Your goal: In the records below, find each line holding the word "verb" and copy it.

Source data:

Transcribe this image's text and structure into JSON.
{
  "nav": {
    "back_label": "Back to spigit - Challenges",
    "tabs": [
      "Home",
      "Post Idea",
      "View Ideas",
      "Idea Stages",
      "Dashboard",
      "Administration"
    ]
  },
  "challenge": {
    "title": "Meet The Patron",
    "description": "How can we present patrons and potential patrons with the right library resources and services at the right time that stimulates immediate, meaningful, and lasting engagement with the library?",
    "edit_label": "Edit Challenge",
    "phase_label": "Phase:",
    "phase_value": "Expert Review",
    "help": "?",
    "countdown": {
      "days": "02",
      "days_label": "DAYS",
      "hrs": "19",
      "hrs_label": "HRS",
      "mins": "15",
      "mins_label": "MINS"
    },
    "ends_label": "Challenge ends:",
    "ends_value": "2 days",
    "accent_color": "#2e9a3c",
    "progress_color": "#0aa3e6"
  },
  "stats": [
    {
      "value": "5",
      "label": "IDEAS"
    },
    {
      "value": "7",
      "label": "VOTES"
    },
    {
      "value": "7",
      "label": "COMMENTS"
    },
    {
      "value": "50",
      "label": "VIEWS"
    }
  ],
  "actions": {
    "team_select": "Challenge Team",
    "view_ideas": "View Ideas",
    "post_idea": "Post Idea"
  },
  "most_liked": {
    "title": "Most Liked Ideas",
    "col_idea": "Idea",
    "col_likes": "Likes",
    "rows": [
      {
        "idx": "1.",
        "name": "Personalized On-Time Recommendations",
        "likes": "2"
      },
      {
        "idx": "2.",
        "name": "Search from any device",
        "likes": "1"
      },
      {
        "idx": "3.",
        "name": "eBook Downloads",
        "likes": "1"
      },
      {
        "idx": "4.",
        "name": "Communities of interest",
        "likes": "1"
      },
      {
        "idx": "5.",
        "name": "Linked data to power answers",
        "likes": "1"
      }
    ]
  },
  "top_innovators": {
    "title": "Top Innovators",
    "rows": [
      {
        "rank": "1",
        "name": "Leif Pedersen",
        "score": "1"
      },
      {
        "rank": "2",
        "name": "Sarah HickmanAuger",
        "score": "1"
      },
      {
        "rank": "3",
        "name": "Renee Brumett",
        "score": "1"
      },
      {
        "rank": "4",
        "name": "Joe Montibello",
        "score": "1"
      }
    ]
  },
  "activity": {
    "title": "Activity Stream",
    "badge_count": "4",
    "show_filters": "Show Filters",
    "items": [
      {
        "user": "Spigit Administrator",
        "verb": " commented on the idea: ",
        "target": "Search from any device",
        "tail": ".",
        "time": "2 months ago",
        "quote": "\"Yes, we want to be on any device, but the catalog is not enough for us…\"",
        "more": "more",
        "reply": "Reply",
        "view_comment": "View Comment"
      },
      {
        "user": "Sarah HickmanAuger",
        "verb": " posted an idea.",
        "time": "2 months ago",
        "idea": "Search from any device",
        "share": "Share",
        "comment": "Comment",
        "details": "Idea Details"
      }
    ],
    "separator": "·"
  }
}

Solution:
        "verb": " commented on the idea: ",
        "verb": " posted an idea.",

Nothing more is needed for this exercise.